__Task item__. From the records below, copy out each line that has the word "Area".

__Exercise data__.

☆ ☆ ☆ ☆ ☆ ☆ ☆

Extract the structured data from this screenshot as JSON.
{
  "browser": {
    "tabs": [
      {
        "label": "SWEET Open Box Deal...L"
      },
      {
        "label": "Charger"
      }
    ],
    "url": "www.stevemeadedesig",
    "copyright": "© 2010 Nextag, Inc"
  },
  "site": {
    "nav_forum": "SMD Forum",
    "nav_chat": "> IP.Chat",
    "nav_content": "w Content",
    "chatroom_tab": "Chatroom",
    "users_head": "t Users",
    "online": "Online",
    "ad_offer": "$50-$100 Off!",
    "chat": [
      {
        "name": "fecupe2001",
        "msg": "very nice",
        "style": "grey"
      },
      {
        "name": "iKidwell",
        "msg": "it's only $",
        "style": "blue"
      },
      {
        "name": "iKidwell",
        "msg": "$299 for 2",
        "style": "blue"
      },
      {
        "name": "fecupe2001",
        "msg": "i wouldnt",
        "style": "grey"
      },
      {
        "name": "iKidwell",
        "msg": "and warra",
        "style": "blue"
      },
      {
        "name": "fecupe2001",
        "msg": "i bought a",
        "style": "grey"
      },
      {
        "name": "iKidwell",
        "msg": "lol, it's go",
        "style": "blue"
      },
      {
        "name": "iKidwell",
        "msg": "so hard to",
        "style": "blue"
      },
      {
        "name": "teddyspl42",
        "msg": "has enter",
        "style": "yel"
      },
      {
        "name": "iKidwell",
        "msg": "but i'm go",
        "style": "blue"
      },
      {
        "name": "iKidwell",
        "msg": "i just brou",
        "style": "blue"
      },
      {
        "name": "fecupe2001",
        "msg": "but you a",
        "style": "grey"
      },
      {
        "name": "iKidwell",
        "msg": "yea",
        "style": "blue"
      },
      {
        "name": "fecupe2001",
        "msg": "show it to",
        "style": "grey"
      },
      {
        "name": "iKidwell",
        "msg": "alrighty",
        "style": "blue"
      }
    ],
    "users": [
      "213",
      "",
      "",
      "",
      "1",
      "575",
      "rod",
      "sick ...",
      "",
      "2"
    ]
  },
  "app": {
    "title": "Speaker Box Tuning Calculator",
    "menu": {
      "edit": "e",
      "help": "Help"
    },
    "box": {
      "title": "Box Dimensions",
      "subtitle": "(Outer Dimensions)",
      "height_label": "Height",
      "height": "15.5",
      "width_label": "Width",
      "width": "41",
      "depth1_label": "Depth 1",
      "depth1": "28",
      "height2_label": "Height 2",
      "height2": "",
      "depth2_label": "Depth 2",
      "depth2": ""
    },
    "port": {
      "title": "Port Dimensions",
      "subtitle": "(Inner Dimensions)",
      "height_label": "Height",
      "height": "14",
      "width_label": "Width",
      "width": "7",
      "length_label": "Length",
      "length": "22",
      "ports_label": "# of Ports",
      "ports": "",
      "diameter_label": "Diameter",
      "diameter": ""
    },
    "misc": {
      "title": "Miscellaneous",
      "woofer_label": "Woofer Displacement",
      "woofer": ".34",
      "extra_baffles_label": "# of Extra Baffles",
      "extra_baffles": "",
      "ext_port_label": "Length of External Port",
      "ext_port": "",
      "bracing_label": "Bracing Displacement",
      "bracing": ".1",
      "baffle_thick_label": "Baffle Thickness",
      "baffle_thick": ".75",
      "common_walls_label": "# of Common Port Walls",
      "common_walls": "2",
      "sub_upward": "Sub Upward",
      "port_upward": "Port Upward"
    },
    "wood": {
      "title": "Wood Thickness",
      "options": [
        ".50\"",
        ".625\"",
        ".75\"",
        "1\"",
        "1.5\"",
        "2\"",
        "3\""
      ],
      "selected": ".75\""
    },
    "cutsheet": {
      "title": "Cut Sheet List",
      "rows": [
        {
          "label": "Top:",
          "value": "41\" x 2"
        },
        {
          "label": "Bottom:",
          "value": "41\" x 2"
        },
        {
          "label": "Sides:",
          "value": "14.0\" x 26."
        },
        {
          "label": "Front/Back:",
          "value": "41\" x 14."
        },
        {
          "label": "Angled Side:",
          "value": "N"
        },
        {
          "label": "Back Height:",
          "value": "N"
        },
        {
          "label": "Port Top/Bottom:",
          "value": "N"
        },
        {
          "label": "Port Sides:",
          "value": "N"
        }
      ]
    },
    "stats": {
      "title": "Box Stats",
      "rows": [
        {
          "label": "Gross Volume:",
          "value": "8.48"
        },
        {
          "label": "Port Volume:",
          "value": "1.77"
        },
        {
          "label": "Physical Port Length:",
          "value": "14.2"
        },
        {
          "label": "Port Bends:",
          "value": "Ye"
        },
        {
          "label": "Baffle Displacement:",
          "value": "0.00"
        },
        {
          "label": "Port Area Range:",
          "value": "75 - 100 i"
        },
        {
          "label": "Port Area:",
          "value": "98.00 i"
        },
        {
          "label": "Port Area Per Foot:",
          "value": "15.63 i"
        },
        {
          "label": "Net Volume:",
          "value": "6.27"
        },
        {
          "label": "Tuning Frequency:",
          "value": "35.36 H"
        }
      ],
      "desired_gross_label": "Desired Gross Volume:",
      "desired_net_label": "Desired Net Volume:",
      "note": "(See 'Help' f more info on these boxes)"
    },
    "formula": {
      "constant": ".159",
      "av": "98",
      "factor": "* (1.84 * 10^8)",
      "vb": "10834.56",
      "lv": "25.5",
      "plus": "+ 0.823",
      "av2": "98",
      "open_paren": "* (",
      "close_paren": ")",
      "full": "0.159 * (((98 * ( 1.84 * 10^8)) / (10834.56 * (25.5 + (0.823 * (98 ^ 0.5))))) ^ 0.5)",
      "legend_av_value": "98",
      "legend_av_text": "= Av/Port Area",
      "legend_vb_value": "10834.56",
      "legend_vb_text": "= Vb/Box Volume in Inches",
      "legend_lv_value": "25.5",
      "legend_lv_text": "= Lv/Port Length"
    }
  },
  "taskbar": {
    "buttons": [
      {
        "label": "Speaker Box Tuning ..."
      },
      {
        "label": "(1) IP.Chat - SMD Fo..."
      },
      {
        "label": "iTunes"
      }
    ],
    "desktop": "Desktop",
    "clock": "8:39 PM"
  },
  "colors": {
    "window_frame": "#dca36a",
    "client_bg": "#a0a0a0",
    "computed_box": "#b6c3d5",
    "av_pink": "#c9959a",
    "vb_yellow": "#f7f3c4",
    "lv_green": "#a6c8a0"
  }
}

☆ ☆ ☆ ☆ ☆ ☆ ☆

__Result below__.
          "label": "Port Area Range:",
          "label": "Port Area:",
          "label": "Port Area Per Foot:",
      "legend_av_text": "= Av/Port Area",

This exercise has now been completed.